grannyactivist Sat 04-Jun-11 09:29:08

I have become a genealogy bore I'm afraid, but I do find the information I've discovered to be fascinating. My most surprising finding is that people in the past were much more mobile than I had ever imagined. I had assumed for instance that most working class people would have stayed in or near the village or town where they were born; not so in my family - many family members left the North West to go and live and work in Russia for a time, others are from far flung places within the UK. Also, I love the 'detective' work involved. When I finally establish a link or get proof to confirm a theory I've had I am sooo thrilled.
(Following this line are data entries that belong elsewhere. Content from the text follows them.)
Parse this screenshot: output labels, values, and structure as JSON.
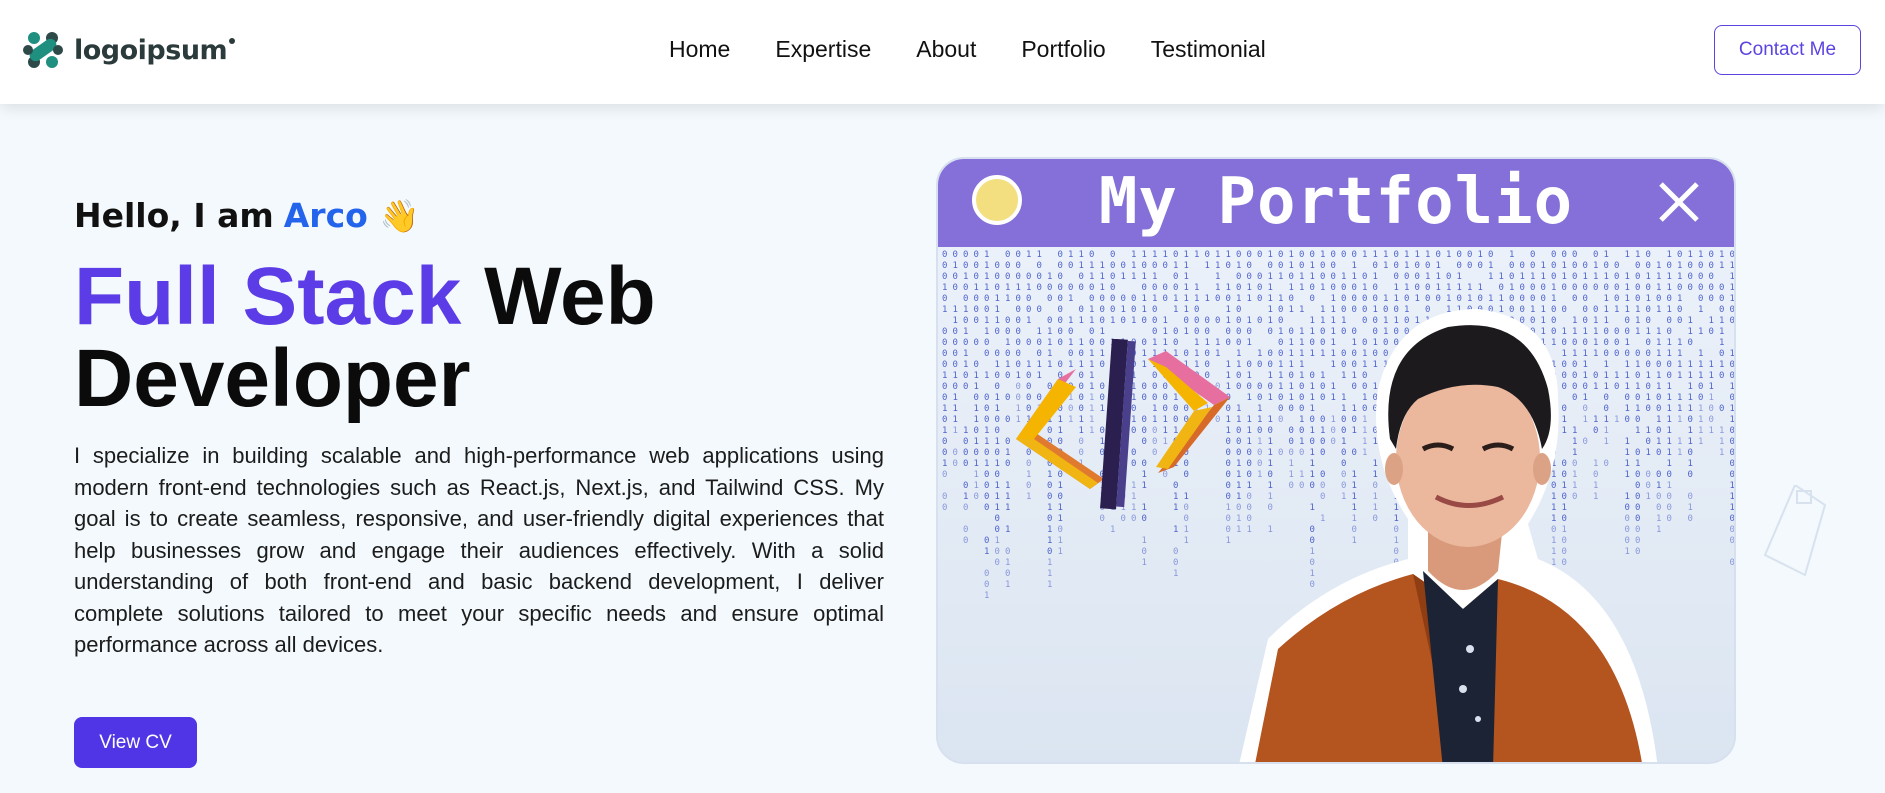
{
  "navbar": {
    "logo_text": "logoipsum",
    "logo_icon": "logo-mark-icon",
    "links": [
      "Home",
      "Expertise",
      "About",
      "Portfolio",
      "Testimonial"
    ],
    "contact_label": "Contact Me"
  },
  "hero": {
    "greeting_prefix": "Hello, I am",
    "name": "Arco",
    "wave_emoji": "👋",
    "headline_accent": "Full Stack",
    "headline_rest_1": "Web",
    "headline_line2": "Developer",
    "description": "I specialize in building scalable and high-performance web applications using modern front-end technologies such as React.js, Next.js, and Tailwind CSS. My goal is to create seamless, responsive, and user-friendly digital experiences that help businesses grow and engage their audiences effectively. With a solid understanding of both front-end and basic backend development, I deliver complete solutions tailored to meet your specific needs and ensure optimal performance across all devices.",
    "cta_label": "View CV"
  },
  "portfolio_card": {
    "title": "My Portfolio",
    "close_icon": "close-icon",
    "code_icon": "code-brackets-icon"
  },
  "colors": {
    "accent": "#5b3ce6",
    "name": "#2463eb",
    "button": "#4f35e5",
    "card_bar": "#8470d8",
    "background": "#f3f9fc"
  }
}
I oten burst into a room and announce gleefully to my husband that I've found some obscure bit of information - and it's at moments like those, when I see my husband trying hard, but failing to 'get it', that I realise there are some interests that he and I will never share.smile
Genealogy is either your 'thing', or it's not.

silversurfergran Sat 04-Jun-11 14:18:58

I was another genealogy bore but had to give it up when I realised that I had spent a few years trying to work out my own family background, but glazed over when my daughter tried to sort out my husband's! How selfish is that?
I also spent a fortune on birth, marriage and death certs. that weren't for the right person and wasted many hours trying to set out easy to read family tree charts. Interesting to me was finding two ancestors who died in the workhouse, and my greatgrandparents did not marry until they were in their late 60's and grandparents themselves, doing the deed in another town presumably for secrecy. It can be really interesting, just as long as you don't inflict too much of it on other unrelated people.

Ganja Thu 13-Oct-11 09:13:23

People are always terribly rude about Round Robins at Christmas, but because we moved all the time and seldom managed to meet our friends and relations, I have written them since 1972. When we moved here and I thought I had lost the file I was devastated. Luckily it turned up in the very last crate, and has proved a fascinating foundation for a family archive. Hope the DGC will enjoy it when I'm gone.

Zephrine Mon 16-Jan-12 10:46:59

I have been trying to track down a family member and have just checked the 1851 census for Henry Nickels. I can't stop laughing as they have put him down as (look away now if you're easily offended) Henry F***all, honestly. grin grin grin

hochiwich Wed 20-Mar-13 14:22:18

Zephrine, that is hilarious. Original documents can be quite an adventure, with illegible writing, wrong spellings and assumptions making accuracy very difficult. One ancestor from Warkworth is said to be born at Corkworth, for instance, which is then put into the transcription.
Often further research will make it clearer, but not always. I have come across a number of wrong transcriptions which I have been able to correct for them. They are always grateful for that and respond by email.
Research is one of my favourite pastimes; I enjoy it hugely. I have found a lot about my family past which has helped me to understand my now deceased family members better. Seeing how they lived makes it easier to understand why they were the way they were. Some mysteries will never be solved but I keep trying!

LullyDully Wed 20-Mar-13 14:54:10

I have been doing some research on Ancestry.co. It is fascinating and you can look into other people's trees which I find very helpful. Got to 1400s using this method. But some others draw a blank. The Welsh lot are so difficult, all those people with the same first and last names.

I find myself feeling very sorry for the Victorian lot,. They moved from home where their families had lived for hundreds of years and just seemed to find poverty and lots of children. My husband's family was Welsh gentry while mine were the miners. Very interesting how society progresses.

It can be frustrating finding someone on one census and not the next without finding how they died.
PS I notice hochiwich that you have also dragged this thread up from the distant past .

hochiwich Thu 21-Mar-13 07:51:11

Oh did I? I hadn't realised. smile I just went by the titles.